With their popularity showing no signs of waning, bloggers are making no bones about charging a tidy sum for their reach. "I’ve spent a lot of time and effort in building a highly engaged audience. So, if a brand wants to be at the receiving end of those eyeballs, there will be a cost involved," is Minawala’s no-holds-barred response. And while the top rung of Indian bloggers is finally starting to rake in the moolah, it has been a long journey to reach this stage of financial sustainability. In fact, Kashyap remembers a time when brands expected bloggers to work on a barter system, without bringing money into the equation. Agarwal explains, "When MissMalini started creating content for brands four years ago, this marketing form was new to India. Most budgets allocated to online marketing (which were small to begin with) were spent on banner ads. It is only now that brands have realised the importance of creating relevant content for their target group."
The big picture
While brands and girls-next-door are eager members of the blogger fan club, the fashion industry pundits haven’t yet made up their mind about them. Celebrity and fashion stylist Allia Al Rufai, who previously styled a handful of these bloggers for a campaign, is quick to tout them as driven, business-savvy and honest. But she also adds, "I don’t think India has had enough blogging success stories that are on par with international ones. The phenomenon is still nascent and the quality has a long way to go."
Designer Narendra Kumar agrees and goes on to add, "Most of the fashion bloggers in India are in their early twenties. They lack experience and credibility to truly forecast trends. They are still a small community with not enough gravitas. But as they mature, they are sure to grow into important voices of the industry." The popularity of these young bloggers notwithstanding, they are yet to reach a stage of nuanced fashion opinion and critique equivalent to that of fashion editors. It can also get tedious to be bombarded by the same collection on every blog and social media account, no matter how individualistically styled it is.
While several of these blogs started out as passion projects or simply as a hobby, one can’t discredit the valid fashion training or experience many of them bring to the table. For instance, Agarwal was previously the digital content head at Channel [V],
Masoom Minawala from Style Fiesta Diaries. Bharwani worked under Rhea Kapoor who is Sonam Kapoor’s stylist, Contractor assisted costume designer Niharika Khan, Kashyap worked as a fashion columnist with a leading newspaper, Sagar studied apparel merchandising and Patni has a background in jewellery design.

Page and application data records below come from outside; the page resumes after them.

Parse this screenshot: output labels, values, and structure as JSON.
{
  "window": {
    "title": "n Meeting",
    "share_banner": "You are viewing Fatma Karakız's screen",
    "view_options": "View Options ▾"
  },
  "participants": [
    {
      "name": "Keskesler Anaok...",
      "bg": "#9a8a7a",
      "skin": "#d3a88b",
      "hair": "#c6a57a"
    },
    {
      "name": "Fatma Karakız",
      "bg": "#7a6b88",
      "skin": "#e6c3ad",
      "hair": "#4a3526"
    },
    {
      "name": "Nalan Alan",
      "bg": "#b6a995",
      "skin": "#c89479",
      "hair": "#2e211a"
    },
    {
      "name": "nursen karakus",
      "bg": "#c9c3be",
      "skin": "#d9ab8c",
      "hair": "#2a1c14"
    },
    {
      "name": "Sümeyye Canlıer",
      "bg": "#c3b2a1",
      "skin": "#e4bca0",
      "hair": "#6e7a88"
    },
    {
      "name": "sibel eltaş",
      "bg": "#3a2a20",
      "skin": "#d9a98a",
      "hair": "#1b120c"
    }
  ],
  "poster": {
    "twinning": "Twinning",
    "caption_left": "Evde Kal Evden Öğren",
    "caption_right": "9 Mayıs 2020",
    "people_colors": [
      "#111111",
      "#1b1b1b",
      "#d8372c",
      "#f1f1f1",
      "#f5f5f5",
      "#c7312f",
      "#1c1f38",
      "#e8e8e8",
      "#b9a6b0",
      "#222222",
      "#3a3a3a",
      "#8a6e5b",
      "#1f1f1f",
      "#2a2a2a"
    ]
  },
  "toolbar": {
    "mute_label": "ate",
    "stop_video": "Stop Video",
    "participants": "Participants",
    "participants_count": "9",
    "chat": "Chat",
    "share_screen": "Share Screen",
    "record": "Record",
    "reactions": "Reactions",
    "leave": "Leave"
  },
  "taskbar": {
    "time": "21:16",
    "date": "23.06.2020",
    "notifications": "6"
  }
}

At the same time, one cannot ignore their dedicated fan following. Case in point is Shroff, whose group of followers known as ‘The Shroffers’ regularly write fan mails to her. Minawala is constantly showered with encouragement and praise from her army of loyalists. Bangur’s images on Instagram are peppered with comments by followers who are not only in awe of her beauty but also seek her fashion advice. In fact, a Mumbai-based designer friend was so inspired after meeting the House of MISU bloggers that she dropped everything and headed to the mall to buy a look similar to the one the duo was sporting. How’s that for influence?